| YOUR GOAL |
Each of the entries should be retyped precisely as it appears.

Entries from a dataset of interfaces
-- Opening Marker --

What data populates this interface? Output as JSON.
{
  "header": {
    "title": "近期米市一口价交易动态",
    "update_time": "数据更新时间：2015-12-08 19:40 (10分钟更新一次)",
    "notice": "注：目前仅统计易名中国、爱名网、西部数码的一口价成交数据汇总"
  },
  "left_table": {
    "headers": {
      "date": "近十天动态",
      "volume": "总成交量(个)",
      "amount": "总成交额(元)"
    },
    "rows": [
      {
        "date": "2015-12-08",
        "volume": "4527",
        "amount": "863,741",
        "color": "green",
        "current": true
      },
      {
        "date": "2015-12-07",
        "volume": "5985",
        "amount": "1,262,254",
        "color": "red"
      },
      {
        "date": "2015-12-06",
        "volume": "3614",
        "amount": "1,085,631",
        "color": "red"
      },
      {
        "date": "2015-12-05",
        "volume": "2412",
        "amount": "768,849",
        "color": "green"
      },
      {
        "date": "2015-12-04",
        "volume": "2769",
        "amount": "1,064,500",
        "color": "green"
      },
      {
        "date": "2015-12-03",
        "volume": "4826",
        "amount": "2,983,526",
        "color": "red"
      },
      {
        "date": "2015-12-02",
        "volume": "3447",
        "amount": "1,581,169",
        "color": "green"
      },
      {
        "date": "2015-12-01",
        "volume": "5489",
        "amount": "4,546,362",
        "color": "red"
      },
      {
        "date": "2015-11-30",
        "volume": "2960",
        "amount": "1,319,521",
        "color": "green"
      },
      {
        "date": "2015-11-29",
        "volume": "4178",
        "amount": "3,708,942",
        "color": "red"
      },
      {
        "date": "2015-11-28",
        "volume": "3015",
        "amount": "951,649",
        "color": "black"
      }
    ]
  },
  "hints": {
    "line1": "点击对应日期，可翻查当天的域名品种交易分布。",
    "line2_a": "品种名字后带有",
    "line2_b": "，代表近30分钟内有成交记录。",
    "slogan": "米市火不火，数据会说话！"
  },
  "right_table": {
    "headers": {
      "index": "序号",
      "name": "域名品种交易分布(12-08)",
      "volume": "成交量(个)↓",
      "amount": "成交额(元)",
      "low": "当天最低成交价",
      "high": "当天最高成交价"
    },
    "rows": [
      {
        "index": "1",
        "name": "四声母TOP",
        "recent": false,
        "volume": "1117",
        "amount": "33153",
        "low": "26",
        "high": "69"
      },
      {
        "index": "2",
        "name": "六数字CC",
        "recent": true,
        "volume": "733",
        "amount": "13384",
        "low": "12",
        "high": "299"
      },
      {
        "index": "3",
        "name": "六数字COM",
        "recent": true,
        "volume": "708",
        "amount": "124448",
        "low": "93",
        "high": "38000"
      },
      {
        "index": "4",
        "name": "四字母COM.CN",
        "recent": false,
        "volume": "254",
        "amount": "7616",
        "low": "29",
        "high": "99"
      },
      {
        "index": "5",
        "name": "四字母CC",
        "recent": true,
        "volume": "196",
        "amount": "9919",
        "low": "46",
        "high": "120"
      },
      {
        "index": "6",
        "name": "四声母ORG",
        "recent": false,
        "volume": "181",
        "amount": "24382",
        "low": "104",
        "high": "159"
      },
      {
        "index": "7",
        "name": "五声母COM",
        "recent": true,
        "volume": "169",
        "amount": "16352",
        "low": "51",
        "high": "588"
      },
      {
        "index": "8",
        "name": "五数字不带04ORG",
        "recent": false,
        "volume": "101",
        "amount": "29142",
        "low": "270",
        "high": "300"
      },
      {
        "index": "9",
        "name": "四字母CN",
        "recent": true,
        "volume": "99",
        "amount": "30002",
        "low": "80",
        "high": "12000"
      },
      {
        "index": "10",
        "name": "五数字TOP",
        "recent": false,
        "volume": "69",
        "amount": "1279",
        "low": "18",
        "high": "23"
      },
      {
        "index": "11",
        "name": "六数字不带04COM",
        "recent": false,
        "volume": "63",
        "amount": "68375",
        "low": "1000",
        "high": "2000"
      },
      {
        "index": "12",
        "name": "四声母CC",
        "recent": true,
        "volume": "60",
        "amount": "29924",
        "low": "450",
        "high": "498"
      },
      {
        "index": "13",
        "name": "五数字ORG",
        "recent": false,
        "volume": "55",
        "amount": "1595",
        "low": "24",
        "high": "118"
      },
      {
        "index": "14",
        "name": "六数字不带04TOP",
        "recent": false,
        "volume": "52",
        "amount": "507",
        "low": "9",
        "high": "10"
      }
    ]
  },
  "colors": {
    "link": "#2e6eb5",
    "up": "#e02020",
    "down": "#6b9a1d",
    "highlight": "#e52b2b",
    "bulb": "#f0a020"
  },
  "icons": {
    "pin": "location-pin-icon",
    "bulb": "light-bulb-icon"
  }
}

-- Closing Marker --

| ANSWER TO THE EXERCISE |
What data populates this interface? Output as JSON.
{
  "header": {
    "title": "近期米市一口价交易动态",
    "update_time": "数据更新时间：2015-12-08 19:40 (10分钟更新一次)",
    "notice": "注：目前仅统计易名中国、爱名网、西部数码的一口价成交数据汇总"
  },
  "left_table": {
    "headers": {
      "date": "近十天动态",
      "volume": "总成交量(个)",
      "amount": "总成交额(元)"
    },
    "rows": [
      {
        "date": "2015-12-08",
        "volume": "4527",
        "amount": "863,741",
        "color": "green",
        "current": true
      },
      {
        "date": "2015-12-07",
        "volume": "5985",
        "amount": "1,262,254",
        "color": "red"
      },
      {
        "date": "2015-12-06",
        "volume": "3614",
        "amount": "1,085,631",
        "color": "red"
      },
      {
        "date": "2015-12-05",
        "volume": "2412",
        "amount": "768,849",
        "color": "green"
      },
      {
        "date": "2015-12-04",
        "volume": "2769",
        "amount": "1,064,500",
        "color": "green"
      },
      {
        "date": "2015-12-03",
        "volume": "4826",
        "amount": "2,983,526",
        "color": "red"
      },
      {
        "date": "2015-12-02",
        "volume": "3447",
        "amount": "1,581,169",
        "color": "green"
      },
      {
        "date": "2015-12-01",
        "volume": "5489",
        "amount": "4,546,362",
        "color": "red"
      },
      {
        "date": "2015-11-30",
        "volume": "2960",
        "amount": "1,319,521",
        "color": "green"
      },
      {
        "date": "2015-11-29",
        "volume": "4178",
        "amount": "3,708,942",
        "color": "red"
      },
      {
        "date": "2015-11-28",
        "volume": "3015",
        "amount": "951,649",
        "color": "black"
      }
    ]
  },
  "hints": {
    "line1": "点击对应日期，可翻查当天的域名品种交易分布。",
    "line2_a": "品种名字后带有",
    "line2_b": "，代表近30分钟内有成交记录。",
    "slogan": "米市火不火，数据会说话！"
  },
  "right_table": {
    "headers": {
      "index": "序号",
      "name": "域名品种交易分布(12-08)",
      "volume": "成交量(个)↓",
      "amount": "成交额(元)",
      "low": "当天最低成交价",
      "high": "当天最高成交价"
    },
    "rows": [
      {
        "index": "1",
        "name": "四声母TOP",
        "recent": false,
        "volume": "1117",
        "amount": "33153",
        "low": "26",
        "high": "69"
      },
      {
        "index": "2",
        "name": "六数字CC",
        "recent": true,
        "volume": "733",
        "amount": "13384",
        "low": "12",
        "high": "299"
      },
      {
        "index": "3",
        "name": "六数字COM",
        "recent": true,
        "volume": "708",
        "amount": "124448",
        "low": "93",
        "high": "38000"
      },
      {
        "index": "4",
        "name": "四字母COM.CN",
        "recent": false,
        "volume": "254",
        "amount": "7616",
        "low": "29",
        "high": "99"
      },
      {
        "index": "5",
        "name": "四字母CC",
        "recent": true,
        "volume": "196",
        "amount": "9919",
        "low": "46",
        "high": "120"
      },
      {
        "index": "6",
        "name": "四声母ORG",
        "recent": false,
        "volume": "181",
        "amount": "24382",
        "low": "104",
        "high": "159"
      },
      {
        "index": "7",
        "name": "五声母COM",
        "recent": true,
        "volume": "169",
        "amount": "16352",
        "low": "51",
        "high": "588"
      },
      {
        "index": "8",
        "name": "五数字不带04ORG",
        "recent": false,
        "volume": "101",
        "amount": "29142",
        "low": "270",
        "high": "300"
      },
      {
        "index": "9",
        "name": "四字母CN",
        "recent": true,
        "volume": "99",
        "amount": "30002",
        "low": "80",
        "high": "12000"
      },
      {
        "index": "10",
        "name": "五数字TOP",
        "recent": false,
        "volume": "69",
        "amount": "1279",
        "low": "18",
        "high": "23"
      },
      {
        "index": "11",
        "name": "六数字不带04COM",
        "recent": false,
        "volume": "63",
        "amount": "68375",
        "low": "1000",
        "high": "2000"
      },
      {
        "index": "12",
        "name": "四声母CC",
        "recent": true,
        "volume": "60",
        "amount": "29924",
        "low": "450",
        "high": "498"
      },
      {
        "index": "13",
        "name": "五数字ORG",
        "recent": false,
        "volume": "55",
        "amount": "1595",
        "low": "24",
        "high": "118"
      },
      {
        "index": "14",
        "name": "六数字不带04TOP",
        "recent": false,
        "volume": "52",
        "amount": "507",
        "low": "9",
        "high": "10"
      }
    ]
  },
  "colors": {
    "link": "#2e6eb5",
    "up": "#e02020",
    "down": "#6b9a1d",
    "highlight": "#e52b2b",
    "bulb": "#f0a020"
  },
  "icons": {
    "pin": "location-pin-icon",
    "bulb": "light-bulb-icon"
  }
}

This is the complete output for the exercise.